◆ Data shown ◆
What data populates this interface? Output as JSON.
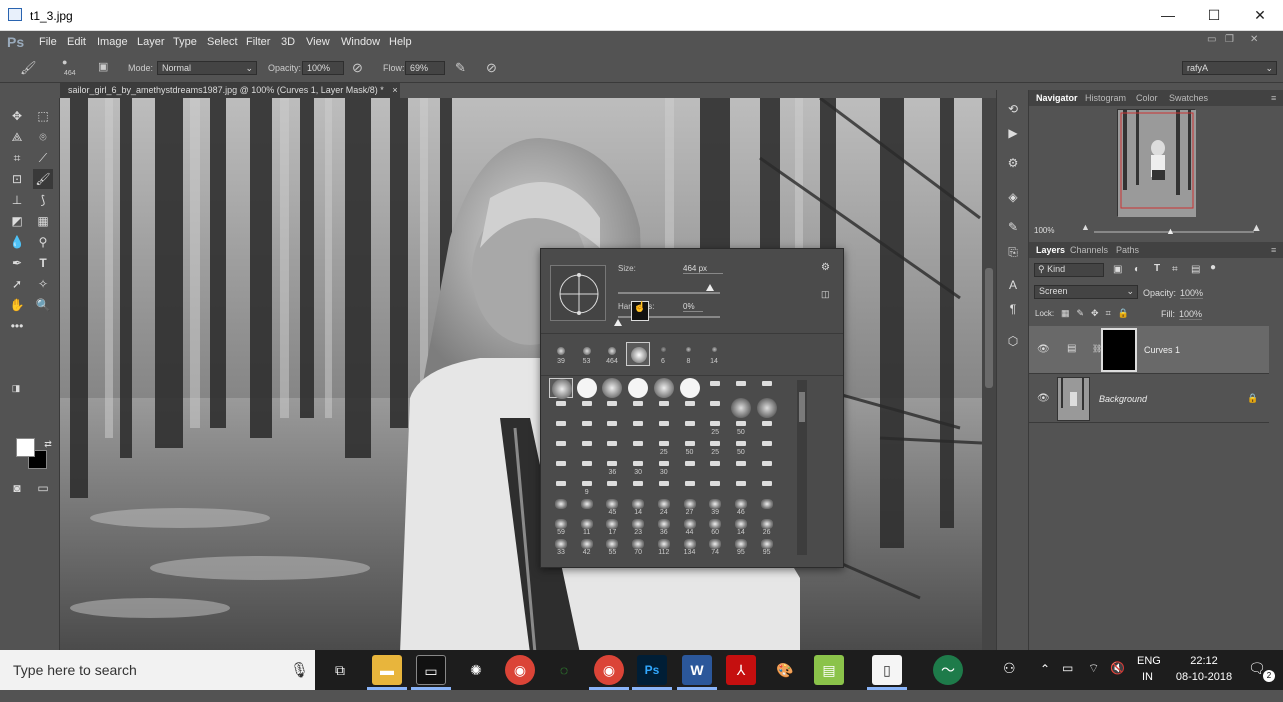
{
  "window": {
    "title": "t1_3.jpg",
    "min": "—",
    "max": "☐",
    "close": "✕"
  },
  "menubar": {
    "app": "Ps",
    "items": [
      "File",
      "Edit",
      "Image",
      "Layer",
      "Type",
      "Select",
      "Filter",
      "3D",
      "View",
      "Window",
      "Help"
    ]
  },
  "options": {
    "brush_size": "464",
    "mode_label": "Mode:",
    "mode_value": "Normal",
    "opacity_label": "Opacity:",
    "opacity_value": "100%",
    "flow_label": "Flow:",
    "flow_value": "69%",
    "workspace": "rafyA"
  },
  "document": {
    "tab": "sailor_girl_6_by_amethystdreams1987.jpg @ 100% (Curves 1, Layer Mask/8) *",
    "close": "×"
  },
  "brush_popup": {
    "size_label": "Size:",
    "size_value": "464 px",
    "hardness_label": "Hardness:",
    "hardness_value": "0%",
    "size_fraction": 0.9,
    "hardness_fraction": 0.0,
    "recent": [
      "39",
      "53",
      "464",
      "",
      "6",
      "8",
      "14"
    ],
    "rows": [
      [
        "",
        "",
        "",
        "",
        "",
        "",
        "",
        "",
        ""
      ],
      [
        "",
        "",
        "",
        "",
        "",
        "",
        "",
        "",
        ""
      ],
      [
        "",
        "",
        "",
        "",
        "",
        "",
        "25",
        "50",
        ""
      ],
      [
        "",
        "",
        "",
        "",
        "25",
        "50",
        "25",
        "50",
        ""
      ],
      [
        "",
        "",
        "36",
        "30",
        "30",
        "",
        "",
        "",
        ""
      ],
      [
        "",
        "9",
        "",
        "",
        "",
        "",
        "",
        "",
        ""
      ],
      [
        "",
        "",
        "45",
        "14",
        "24",
        "27",
        "39",
        "46",
        ""
      ],
      [
        "59",
        "11",
        "17",
        "23",
        "36",
        "44",
        "60",
        "14",
        "26"
      ],
      [
        "33",
        "42",
        "55",
        "70",
        "112",
        "134",
        "74",
        "95",
        "95"
      ]
    ]
  },
  "navigator": {
    "tabs": [
      "Navigator",
      "Histogram",
      "Color",
      "Swatches"
    ],
    "zoom": "100%"
  },
  "layers_panel": {
    "tabs": [
      "Layers",
      "Channels",
      "Paths"
    ],
    "kind": "Kind",
    "blend": "Screen",
    "opacity_label": "Opacity:",
    "opacity_value": "100%",
    "lock_label": "Lock:",
    "fill_label": "Fill:",
    "fill_value": "100%",
    "layers": [
      {
        "name": "Curves 1"
      },
      {
        "name": "Background"
      }
    ]
  },
  "taskbar": {
    "search_placeholder": "Type here to search",
    "lang1": "ENG",
    "lang2": "IN",
    "time": "22:12",
    "date": "08-10-2018",
    "notif": "2"
  }
}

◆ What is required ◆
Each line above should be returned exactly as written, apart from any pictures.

◆ Result for this exercise ◆
What data populates this interface? Output as JSON.
{
  "window": {
    "title": "t1_3.jpg",
    "min": "—",
    "max": "☐",
    "close": "✕"
  },
  "menubar": {
    "app": "Ps",
    "items": [
      "File",
      "Edit",
      "Image",
      "Layer",
      "Type",
      "Select",
      "Filter",
      "3D",
      "View",
      "Window",
      "Help"
    ]
  },
  "options": {
    "brush_size": "464",
    "mode_label": "Mode:",
    "mode_value": "Normal",
    "opacity_label": "Opacity:",
    "opacity_value": "100%",
    "flow_label": "Flow:",
    "flow_value": "69%",
    "workspace": "rafyA"
  },
  "document": {
    "tab": "sailor_girl_6_by_amethystdreams1987.jpg @ 100% (Curves 1, Layer Mask/8) *",
    "close": "×"
  },
  "brush_popup": {
    "size_label": "Size:",
    "size_value": "464 px",
    "hardness_label": "Hardness:",
    "hardness_value": "0%",
    "size_fraction": 0.9,
    "hardness_fraction": 0.0,
    "recent": [
      "39",
      "53",
      "464",
      "",
      "6",
      "8",
      "14"
    ],
    "rows": [
      [
        "",
        "",
        "",
        "",
        "",
        "",
        "",
        "",
        ""
      ],
      [
        "",
        "",
        "",
        "",
        "",
        "",
        "",
        "",
        ""
      ],
      [
        "",
        "",
        "",
        "",
        "",
        "",
        "25",
        "50",
        ""
      ],
      [
        "",
        "",
        "",
        "",
        "25",
        "50",
        "25",
        "50",
        ""
      ],
      [
        "",
        "",
        "36",
        "30",
        "30",
        "",
        "",
        "",
        ""
      ],
      [
        "",
        "9",
        "",
        "",
        "",
        "",
        "",
        "",
        ""
      ],
      [
        "",
        "",
        "45",
        "14",
        "24",
        "27",
        "39",
        "46",
        ""
      ],
      [
        "59",
        "11",
        "17",
        "23",
        "36",
        "44",
        "60",
        "14",
        "26"
      ],
      [
        "33",
        "42",
        "55",
        "70",
        "112",
        "134",
        "74",
        "95",
        "95"
      ]
    ]
  },
  "navigator": {
    "tabs": [
      "Navigator",
      "Histogram",
      "Color",
      "Swatches"
    ],
    "zoom": "100%"
  },
  "layers_panel": {
    "tabs": [
      "Layers",
      "Channels",
      "Paths"
    ],
    "kind": "Kind",
    "blend": "Screen",
    "opacity_label": "Opacity:",
    "opacity_value": "100%",
    "lock_label": "Lock:",
    "fill_label": "Fill:",
    "fill_value": "100%",
    "layers": [
      {
        "name": "Curves 1"
      },
      {
        "name": "Background"
      }
    ]
  },
  "taskbar": {
    "search_placeholder": "Type here to search",
    "lang1": "ENG",
    "lang2": "IN",
    "time": "22:12",
    "date": "08-10-2018",
    "notif": "2"
  }
}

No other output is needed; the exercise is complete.